The pandemic is stressing housing and rental markets in ways not seen since the mortgage and financial crisis 15 years ago. Students in Urban and Regional Studies have spent the last year on projects trying to alleviate eviction pressures for Detroit families while learning about the systemic causes of housing instability in the city and the region.
By Prof. Josh Akers
Urban and Regional Studies students are actively involved in projects intended to slow the threat of eviction due to COVID-19 and assist housing activists and organization building data and tools that make outreach and assistance more accessible to tenants. For much of the last year, 36th District Court, which handles evictions in Detroit, has been closed or operating with an eviction moratorium in place. The current moratorium is a federal order issued by the CDC. It expires on March 31, 2021.
The pandemic has exacerbated the inequalities of race, class, and gender. In housing, this means that those already struggling to cover the rent are often without jobs or in jobs that put them and their family at risk for COVID-19. As of February, the Urban Institute estimated rental arrears in the US between $14 and $52 billion. The recent COVID relief bill signed by President Biden provides additional aid for renters who have been unable to pay. This bill brings the total in federal rental assistance to nearly $50 billion since the start of the pandemic. But the roll out of these funds is complicated. In Michigan, it is slowed by a standoff between the State Legislature and Gov. Gretchen Whitmer over the governor’s emergency powers. The longer these funds go unallocated the more it stretches the budget of housing and legal aid organizations which are taking on debt and lines of credit for a prevention program that is supposed to reimburse expenses. In other cases, the various restrictions instituted with each round of federal funding mean that not all renters in need will qualify. These immediate issues and the longer history of housing insecurity have been the focus of four Urban and Regional Studies courses over the last year.
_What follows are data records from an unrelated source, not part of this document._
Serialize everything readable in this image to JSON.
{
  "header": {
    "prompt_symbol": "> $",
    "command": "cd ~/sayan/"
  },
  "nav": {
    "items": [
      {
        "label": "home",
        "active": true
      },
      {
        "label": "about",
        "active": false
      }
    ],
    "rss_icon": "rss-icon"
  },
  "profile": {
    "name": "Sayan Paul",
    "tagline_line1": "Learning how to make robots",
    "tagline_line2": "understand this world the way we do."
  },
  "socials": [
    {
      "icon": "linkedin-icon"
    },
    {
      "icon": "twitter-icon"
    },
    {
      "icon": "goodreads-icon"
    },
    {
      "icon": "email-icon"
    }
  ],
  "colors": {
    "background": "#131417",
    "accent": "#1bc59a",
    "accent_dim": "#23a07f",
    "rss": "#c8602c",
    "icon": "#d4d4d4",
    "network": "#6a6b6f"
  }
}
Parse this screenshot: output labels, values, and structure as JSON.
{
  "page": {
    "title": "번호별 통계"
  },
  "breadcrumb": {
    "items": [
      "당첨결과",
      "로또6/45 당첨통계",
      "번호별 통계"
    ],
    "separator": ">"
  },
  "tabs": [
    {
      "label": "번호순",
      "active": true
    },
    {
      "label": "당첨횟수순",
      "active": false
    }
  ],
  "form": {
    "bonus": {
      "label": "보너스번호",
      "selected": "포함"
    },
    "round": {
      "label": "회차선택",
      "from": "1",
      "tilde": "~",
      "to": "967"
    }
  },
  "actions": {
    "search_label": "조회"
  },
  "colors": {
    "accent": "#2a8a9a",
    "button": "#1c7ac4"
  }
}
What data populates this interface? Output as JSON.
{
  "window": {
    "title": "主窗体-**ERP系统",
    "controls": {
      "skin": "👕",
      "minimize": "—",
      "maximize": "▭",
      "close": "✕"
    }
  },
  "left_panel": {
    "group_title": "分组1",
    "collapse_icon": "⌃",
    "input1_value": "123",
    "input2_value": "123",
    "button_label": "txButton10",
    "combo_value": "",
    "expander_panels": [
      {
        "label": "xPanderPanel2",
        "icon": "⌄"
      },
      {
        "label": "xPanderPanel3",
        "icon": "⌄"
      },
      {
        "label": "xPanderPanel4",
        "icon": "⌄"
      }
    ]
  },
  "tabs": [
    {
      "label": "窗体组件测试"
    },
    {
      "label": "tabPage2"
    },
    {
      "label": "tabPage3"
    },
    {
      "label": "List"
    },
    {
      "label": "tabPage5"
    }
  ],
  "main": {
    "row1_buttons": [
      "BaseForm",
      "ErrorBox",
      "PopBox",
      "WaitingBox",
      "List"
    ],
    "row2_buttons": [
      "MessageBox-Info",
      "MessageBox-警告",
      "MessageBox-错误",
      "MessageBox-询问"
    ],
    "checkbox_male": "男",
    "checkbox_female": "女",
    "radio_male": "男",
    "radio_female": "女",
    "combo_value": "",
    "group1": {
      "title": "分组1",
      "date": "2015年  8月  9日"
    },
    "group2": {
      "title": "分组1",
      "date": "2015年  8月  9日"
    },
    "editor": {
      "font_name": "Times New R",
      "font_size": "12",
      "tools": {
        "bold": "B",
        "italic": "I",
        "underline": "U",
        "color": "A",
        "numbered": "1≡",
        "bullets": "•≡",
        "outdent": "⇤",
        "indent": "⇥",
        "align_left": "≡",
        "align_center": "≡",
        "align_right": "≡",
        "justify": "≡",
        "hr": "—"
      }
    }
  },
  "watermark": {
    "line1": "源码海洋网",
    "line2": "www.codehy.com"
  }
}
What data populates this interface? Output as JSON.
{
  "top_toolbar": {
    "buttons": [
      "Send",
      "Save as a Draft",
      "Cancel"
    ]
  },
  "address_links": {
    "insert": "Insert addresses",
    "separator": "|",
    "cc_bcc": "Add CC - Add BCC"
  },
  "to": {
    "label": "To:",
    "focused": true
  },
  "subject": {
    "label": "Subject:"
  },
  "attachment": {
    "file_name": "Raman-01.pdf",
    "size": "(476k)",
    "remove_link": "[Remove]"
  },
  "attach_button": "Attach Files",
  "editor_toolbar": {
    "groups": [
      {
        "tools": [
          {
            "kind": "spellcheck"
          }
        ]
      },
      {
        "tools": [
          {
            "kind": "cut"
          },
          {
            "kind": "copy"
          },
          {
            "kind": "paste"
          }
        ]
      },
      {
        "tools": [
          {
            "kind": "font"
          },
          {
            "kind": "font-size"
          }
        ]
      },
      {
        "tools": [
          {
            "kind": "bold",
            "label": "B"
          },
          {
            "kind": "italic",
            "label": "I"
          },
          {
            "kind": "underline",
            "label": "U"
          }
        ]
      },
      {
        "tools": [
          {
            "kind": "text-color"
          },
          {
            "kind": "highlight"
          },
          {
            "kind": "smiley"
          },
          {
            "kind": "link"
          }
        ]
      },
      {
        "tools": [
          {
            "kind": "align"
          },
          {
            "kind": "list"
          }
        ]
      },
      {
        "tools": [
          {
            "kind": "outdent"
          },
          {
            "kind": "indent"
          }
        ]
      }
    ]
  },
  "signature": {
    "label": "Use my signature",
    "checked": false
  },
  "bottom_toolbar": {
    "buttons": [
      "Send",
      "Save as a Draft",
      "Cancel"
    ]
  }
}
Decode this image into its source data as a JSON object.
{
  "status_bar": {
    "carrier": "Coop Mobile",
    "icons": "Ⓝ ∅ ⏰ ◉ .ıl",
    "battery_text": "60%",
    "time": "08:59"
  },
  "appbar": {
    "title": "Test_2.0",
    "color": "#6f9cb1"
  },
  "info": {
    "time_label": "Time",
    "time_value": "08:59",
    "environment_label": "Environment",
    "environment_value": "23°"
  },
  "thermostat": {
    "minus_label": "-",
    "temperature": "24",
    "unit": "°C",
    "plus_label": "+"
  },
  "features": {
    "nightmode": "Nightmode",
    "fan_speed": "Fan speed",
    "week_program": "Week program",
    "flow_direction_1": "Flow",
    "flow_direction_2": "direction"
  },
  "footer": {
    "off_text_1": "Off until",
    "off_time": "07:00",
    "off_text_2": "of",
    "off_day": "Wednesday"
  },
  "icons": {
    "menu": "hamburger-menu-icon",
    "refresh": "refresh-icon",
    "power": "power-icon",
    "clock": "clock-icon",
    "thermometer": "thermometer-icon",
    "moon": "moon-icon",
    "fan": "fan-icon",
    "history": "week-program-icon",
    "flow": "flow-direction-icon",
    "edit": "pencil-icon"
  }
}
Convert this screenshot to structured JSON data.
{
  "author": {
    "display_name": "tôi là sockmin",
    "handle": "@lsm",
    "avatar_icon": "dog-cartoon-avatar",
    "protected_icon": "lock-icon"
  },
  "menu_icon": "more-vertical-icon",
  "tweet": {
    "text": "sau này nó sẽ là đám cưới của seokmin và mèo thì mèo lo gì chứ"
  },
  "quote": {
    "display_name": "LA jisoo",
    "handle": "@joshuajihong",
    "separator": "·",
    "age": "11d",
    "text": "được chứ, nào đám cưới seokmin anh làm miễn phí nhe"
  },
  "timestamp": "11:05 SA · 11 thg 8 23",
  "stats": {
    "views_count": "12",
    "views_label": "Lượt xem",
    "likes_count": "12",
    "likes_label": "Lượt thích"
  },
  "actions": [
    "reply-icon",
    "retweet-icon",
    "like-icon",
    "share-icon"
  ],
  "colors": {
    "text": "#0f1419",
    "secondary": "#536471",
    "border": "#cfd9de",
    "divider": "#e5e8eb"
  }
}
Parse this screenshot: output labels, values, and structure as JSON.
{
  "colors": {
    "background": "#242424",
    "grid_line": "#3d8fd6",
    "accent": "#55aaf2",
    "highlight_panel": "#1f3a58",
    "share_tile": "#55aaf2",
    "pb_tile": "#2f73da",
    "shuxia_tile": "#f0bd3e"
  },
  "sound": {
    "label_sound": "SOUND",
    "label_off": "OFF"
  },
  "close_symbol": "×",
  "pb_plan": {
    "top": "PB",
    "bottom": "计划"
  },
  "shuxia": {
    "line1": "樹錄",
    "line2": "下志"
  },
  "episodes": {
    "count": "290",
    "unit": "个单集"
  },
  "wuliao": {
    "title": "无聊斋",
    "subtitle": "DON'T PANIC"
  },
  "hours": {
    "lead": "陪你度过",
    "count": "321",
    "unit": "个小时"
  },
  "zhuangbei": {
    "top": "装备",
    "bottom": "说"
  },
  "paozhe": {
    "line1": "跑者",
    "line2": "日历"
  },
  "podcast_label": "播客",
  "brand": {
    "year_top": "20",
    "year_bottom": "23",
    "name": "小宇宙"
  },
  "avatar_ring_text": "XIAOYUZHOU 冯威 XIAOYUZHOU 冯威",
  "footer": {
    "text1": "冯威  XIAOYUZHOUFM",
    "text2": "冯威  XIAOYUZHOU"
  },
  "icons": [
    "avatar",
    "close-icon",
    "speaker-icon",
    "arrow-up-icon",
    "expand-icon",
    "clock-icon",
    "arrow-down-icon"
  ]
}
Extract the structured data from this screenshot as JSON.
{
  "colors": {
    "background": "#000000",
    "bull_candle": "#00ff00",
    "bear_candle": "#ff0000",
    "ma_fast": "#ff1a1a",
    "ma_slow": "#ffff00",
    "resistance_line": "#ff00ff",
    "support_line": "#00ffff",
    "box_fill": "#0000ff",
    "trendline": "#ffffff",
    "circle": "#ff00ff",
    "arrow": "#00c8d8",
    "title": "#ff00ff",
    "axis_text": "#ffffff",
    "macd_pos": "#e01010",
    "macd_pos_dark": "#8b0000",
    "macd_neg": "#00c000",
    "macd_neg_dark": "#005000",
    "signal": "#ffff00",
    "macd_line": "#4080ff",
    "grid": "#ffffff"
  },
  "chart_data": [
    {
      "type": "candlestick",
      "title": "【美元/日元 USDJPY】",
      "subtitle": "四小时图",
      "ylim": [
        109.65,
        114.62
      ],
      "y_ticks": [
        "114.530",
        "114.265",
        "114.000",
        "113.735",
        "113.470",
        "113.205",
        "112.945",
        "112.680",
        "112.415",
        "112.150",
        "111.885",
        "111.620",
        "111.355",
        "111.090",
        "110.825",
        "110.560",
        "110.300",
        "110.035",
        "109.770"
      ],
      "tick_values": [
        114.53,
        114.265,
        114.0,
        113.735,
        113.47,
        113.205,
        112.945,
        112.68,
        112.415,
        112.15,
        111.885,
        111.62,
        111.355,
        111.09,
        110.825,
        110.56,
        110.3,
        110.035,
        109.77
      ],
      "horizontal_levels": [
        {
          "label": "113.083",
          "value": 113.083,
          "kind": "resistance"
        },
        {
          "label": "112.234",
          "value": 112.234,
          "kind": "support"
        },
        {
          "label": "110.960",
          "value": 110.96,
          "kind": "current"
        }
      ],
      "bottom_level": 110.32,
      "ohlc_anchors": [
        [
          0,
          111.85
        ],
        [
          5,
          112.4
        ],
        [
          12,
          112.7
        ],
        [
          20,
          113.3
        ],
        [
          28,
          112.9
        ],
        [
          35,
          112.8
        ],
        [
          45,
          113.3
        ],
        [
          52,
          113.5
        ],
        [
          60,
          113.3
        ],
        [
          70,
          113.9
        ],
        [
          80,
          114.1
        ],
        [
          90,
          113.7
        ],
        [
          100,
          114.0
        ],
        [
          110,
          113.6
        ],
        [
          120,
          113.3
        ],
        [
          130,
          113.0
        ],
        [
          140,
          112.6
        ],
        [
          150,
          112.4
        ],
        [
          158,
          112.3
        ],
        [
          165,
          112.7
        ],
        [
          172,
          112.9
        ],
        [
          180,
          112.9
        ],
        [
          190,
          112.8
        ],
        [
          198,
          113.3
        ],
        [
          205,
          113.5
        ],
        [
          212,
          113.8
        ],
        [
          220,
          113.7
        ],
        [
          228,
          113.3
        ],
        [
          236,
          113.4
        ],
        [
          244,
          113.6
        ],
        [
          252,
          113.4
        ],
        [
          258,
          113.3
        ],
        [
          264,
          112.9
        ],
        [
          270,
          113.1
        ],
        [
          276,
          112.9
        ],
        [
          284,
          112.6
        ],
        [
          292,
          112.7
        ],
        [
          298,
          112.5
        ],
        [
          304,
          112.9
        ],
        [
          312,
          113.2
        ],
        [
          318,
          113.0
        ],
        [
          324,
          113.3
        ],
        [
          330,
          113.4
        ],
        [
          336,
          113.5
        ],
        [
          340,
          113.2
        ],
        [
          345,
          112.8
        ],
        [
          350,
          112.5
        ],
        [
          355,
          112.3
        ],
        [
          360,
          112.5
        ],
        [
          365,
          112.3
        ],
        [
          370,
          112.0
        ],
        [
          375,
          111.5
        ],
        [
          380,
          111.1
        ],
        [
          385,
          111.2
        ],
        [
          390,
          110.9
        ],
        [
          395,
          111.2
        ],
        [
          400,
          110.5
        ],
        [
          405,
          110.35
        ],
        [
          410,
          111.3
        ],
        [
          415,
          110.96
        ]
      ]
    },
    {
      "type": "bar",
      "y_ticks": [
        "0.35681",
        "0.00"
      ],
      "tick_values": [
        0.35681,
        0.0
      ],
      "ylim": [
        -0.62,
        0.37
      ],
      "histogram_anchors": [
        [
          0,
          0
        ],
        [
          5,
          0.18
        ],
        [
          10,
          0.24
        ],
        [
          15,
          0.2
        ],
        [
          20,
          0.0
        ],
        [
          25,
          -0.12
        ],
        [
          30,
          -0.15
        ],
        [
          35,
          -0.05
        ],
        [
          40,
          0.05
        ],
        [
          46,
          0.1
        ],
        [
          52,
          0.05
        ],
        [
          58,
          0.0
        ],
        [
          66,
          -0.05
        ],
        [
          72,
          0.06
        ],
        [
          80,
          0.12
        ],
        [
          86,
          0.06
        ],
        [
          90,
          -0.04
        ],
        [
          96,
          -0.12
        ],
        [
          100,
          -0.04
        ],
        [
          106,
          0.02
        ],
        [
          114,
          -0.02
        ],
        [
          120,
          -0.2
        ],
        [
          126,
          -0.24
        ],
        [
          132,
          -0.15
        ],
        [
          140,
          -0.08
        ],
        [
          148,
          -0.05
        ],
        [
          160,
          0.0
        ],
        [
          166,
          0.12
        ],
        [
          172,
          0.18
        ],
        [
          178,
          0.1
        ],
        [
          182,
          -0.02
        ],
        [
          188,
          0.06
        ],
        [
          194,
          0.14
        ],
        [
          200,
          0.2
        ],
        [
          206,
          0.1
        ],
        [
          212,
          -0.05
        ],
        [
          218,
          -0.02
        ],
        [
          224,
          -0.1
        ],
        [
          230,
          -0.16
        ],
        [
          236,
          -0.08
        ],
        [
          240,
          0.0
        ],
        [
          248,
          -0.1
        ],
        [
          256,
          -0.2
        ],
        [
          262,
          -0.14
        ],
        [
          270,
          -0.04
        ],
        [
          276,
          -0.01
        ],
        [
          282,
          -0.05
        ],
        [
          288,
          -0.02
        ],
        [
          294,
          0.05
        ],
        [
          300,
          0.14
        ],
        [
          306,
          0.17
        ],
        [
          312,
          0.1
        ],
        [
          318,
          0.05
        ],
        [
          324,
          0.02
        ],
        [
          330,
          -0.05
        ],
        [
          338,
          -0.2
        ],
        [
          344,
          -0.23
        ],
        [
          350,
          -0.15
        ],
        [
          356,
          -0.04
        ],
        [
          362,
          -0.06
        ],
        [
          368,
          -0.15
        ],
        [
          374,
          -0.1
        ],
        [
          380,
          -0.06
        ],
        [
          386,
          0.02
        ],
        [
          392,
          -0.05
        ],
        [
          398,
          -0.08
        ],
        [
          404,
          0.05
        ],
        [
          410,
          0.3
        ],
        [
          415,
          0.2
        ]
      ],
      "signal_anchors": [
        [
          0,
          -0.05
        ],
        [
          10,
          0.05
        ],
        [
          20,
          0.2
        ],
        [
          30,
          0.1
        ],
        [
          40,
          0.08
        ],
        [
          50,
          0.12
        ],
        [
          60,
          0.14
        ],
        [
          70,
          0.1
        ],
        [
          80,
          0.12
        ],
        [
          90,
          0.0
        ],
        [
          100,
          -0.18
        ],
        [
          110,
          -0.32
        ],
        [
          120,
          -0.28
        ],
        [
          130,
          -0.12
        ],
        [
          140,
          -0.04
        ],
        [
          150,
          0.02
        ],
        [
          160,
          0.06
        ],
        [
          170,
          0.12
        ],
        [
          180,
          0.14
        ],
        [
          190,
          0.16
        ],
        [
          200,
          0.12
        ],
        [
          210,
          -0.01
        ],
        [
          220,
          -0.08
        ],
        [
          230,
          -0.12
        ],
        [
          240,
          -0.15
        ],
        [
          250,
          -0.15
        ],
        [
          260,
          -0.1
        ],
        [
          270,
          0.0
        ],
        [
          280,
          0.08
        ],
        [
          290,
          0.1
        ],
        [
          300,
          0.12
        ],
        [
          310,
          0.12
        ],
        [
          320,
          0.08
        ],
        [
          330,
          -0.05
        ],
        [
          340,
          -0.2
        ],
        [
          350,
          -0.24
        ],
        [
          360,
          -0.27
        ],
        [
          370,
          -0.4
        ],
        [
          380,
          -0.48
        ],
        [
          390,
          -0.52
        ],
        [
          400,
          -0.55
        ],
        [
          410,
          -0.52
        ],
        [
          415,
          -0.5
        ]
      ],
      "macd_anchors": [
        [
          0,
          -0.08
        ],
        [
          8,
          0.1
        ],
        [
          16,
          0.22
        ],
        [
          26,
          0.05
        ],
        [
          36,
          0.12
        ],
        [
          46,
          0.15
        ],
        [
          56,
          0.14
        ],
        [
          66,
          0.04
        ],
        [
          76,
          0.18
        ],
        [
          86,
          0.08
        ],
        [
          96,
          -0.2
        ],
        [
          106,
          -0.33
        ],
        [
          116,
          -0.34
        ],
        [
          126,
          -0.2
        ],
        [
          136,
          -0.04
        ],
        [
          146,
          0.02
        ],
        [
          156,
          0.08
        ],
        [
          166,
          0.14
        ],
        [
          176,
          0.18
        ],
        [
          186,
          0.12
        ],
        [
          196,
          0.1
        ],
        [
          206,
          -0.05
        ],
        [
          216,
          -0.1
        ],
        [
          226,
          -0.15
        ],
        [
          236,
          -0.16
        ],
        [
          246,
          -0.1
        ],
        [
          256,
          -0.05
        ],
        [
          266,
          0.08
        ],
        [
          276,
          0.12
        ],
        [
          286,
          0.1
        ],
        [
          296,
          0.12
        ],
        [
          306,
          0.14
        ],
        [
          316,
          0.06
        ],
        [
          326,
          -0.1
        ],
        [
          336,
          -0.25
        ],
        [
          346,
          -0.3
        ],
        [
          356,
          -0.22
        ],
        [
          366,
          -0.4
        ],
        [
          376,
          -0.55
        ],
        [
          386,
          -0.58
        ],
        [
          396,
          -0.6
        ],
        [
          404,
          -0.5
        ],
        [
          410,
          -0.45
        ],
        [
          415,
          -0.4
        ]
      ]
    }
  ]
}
As the university transitioned to an all-online format in March of 2020, students in the Urban and Regional Studies class turned their attention to cataloging the various strategies being used by anti-eviction and housing activists across the US. This project was a quick pivot from the campus forum they had been planning throughout the term. This work by students Dale Browne, Erie Nash, and Jon Quintal (pictured below) informed a number of ideas included in two white papers detailing eviction prevention strategies circulated in the offices of Michigan Gov. Gretchen Whitmer and Detroit Mayor Mike Duggan in the early months of the pandemic. This work, along with that of many other organizations, activists, and academics, played a role in the current eviction prevention programs in place across the state.
In Fall 2020, Urban and Regional Studies major Chelsea Hampton (pictured left) used an independent study on COVID-19 and Evictions to help develop the first comprehensive data set on the ownership of multi-family building apartment buildings in the city of Detroit. This work is part of a broader project that includes UM-Dearborn alumnus Jacob Yesh-Brochstein. The data work by Hampton is being combined with data on speculator owned housing in Detroit to build an eviction tracker. This tool allows tenant organizers to identify and canvas areas of the city facing the highest threat of eviction; activists to identify the most active landlords evicting low-income tenants; and generates the first comprehensive set of eviction data in Detroit tracking the process from the initial filing to outcome. The data from this project will be hosted in partnership with Data Driven Detroit through a grant from the Kresge Foundation.
URS students in the Winter 2021 capstone have worked to assist the University of Michigan’s Poverty Solutions and its eviction tracking project. This project developed with Alexa Eisenberg, a PhD candidate in Public Health at UM-Ann Arbor, tracks the first 1,000 eviction cases filed during the pandemic. This is an essential data set as it captures a point in time with some of the most active government interventions in evictions in recent history. The ability to analyze how these moratoria and emergency relief programs functioned will be important for understanding potential policy interventions in the future. The ability of organizers to use this data for outreach inspired the development of an automated eviction tracker. As part of the course, students have worked on eviction tracking, attended Detroit Eviction Defense meetings, and are developing projects examining housing instability in Detroit.